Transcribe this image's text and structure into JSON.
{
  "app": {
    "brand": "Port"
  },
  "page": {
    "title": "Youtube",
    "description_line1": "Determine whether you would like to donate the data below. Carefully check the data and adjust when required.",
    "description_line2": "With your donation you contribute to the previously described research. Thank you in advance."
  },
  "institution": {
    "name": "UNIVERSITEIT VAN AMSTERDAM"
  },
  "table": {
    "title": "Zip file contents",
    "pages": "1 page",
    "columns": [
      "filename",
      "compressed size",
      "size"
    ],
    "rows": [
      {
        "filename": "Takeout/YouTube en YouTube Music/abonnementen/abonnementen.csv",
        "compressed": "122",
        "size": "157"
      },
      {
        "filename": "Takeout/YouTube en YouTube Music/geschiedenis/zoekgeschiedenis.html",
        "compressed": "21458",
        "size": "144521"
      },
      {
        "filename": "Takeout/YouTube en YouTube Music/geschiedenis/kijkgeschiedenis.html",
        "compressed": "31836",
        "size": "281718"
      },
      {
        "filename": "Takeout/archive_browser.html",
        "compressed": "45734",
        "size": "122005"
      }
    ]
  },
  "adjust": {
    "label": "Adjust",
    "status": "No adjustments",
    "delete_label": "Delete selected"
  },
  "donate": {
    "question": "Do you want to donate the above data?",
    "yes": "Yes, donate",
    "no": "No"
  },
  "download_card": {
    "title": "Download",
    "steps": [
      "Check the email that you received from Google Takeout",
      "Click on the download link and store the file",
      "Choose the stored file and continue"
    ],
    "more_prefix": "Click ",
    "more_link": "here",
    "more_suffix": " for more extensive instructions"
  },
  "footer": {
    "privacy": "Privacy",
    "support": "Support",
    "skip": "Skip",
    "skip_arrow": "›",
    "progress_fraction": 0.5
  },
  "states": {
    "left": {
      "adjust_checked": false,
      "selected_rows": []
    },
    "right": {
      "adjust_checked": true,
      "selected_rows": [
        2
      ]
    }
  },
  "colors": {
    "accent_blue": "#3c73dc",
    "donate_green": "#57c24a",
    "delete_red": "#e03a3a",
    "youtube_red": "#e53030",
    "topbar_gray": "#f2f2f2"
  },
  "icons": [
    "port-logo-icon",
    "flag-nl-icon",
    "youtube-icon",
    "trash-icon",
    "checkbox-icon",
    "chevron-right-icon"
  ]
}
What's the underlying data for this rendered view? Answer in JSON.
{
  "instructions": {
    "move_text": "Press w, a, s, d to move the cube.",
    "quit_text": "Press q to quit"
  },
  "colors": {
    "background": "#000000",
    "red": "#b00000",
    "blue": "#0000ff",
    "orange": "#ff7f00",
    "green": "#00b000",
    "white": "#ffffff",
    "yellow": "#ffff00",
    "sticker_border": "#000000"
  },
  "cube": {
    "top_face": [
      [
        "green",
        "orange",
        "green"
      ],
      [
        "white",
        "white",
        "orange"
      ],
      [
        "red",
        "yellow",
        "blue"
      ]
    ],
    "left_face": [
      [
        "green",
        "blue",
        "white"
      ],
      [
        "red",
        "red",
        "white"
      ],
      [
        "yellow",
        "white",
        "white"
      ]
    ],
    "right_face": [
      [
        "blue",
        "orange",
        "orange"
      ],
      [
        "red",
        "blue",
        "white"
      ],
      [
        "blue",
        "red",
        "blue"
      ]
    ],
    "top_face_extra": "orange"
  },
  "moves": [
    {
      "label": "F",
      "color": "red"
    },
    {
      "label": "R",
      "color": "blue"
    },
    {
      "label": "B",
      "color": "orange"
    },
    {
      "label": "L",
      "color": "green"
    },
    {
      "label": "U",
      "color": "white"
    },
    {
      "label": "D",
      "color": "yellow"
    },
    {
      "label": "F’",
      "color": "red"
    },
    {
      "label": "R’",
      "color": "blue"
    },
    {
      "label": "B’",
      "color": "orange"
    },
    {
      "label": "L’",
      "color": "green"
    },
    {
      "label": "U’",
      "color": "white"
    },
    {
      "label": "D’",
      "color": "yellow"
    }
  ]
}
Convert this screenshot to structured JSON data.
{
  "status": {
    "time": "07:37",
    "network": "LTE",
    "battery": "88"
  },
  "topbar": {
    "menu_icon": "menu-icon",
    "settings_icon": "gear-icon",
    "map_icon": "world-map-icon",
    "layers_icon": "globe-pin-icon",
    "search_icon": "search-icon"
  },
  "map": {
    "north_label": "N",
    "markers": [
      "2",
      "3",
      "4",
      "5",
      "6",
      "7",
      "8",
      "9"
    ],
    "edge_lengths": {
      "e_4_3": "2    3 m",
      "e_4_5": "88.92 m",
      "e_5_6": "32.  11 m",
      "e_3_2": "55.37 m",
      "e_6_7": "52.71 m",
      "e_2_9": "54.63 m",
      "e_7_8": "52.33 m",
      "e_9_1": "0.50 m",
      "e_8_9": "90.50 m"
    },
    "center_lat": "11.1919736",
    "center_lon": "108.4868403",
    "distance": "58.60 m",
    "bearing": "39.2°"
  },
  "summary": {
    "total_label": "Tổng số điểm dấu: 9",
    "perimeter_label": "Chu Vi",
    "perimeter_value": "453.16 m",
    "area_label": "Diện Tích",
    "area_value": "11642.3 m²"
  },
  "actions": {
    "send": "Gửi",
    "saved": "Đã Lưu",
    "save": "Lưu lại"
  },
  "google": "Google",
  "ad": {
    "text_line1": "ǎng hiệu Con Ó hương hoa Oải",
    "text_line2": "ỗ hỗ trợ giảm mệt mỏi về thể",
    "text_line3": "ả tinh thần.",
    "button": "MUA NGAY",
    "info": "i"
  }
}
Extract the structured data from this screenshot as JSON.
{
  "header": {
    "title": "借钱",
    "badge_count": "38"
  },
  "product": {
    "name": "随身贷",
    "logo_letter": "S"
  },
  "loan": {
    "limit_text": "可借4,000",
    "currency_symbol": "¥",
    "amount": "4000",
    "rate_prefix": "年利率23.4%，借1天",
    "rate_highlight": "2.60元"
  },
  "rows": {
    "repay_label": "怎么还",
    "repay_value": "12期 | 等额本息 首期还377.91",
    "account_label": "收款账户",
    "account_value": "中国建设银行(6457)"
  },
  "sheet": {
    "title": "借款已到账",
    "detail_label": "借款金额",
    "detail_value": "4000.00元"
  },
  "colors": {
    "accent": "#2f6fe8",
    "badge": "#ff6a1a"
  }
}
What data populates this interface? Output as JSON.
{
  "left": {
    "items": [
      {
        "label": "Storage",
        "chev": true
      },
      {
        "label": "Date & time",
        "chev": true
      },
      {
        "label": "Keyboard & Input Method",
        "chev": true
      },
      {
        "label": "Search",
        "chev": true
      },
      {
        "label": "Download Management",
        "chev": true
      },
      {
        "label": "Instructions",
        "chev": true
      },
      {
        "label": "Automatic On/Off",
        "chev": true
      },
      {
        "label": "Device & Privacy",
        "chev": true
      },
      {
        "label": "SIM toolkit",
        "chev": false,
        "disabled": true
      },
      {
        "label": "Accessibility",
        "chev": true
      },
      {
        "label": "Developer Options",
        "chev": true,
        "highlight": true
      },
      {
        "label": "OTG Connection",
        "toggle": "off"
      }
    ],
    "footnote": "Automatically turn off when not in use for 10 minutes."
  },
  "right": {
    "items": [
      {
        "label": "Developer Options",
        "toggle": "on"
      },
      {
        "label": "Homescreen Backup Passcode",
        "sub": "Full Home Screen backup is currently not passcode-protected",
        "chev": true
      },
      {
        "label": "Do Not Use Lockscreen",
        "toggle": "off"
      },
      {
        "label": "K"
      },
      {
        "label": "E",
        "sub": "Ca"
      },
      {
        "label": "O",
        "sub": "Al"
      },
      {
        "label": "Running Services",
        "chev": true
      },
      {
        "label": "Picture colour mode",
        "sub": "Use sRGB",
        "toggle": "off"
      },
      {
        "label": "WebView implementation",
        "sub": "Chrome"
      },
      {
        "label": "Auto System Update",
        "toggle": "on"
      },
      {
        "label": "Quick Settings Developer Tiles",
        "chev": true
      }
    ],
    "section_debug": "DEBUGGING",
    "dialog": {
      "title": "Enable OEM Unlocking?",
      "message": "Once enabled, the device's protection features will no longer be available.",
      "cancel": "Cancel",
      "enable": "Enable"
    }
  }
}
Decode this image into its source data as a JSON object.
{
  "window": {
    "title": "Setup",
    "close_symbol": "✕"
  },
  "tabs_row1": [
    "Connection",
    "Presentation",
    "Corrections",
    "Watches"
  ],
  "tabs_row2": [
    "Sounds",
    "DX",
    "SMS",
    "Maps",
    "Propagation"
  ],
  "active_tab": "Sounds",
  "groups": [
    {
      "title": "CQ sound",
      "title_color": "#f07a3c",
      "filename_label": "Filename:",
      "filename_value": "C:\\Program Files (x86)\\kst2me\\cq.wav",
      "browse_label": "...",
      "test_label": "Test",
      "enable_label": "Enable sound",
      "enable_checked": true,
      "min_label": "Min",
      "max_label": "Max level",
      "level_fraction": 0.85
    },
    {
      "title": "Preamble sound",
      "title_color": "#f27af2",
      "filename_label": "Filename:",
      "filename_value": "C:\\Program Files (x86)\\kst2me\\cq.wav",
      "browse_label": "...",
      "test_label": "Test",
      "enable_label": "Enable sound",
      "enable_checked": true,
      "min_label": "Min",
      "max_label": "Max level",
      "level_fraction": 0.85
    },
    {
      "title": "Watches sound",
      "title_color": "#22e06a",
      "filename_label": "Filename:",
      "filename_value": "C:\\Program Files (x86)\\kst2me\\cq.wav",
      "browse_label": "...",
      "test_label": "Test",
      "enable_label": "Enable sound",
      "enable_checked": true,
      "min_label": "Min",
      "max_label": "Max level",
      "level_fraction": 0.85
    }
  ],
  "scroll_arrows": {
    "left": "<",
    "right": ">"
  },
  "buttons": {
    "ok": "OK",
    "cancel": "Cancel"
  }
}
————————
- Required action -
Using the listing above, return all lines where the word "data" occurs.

- Task response -
    "description_line1": "Determine whether you would like to donate the data below. Carefully check the data and adjust when required.",
    "question": "Do you want to donate the above data?",
What's the underlying data for this rendered view? Answer in JSON.
Convert this screenshot to structured JSON data.
Extract the structured data from this screenshot as JSON.
What data populates this interface? Output as JSON.
Decode this image into its source data as a JSON object.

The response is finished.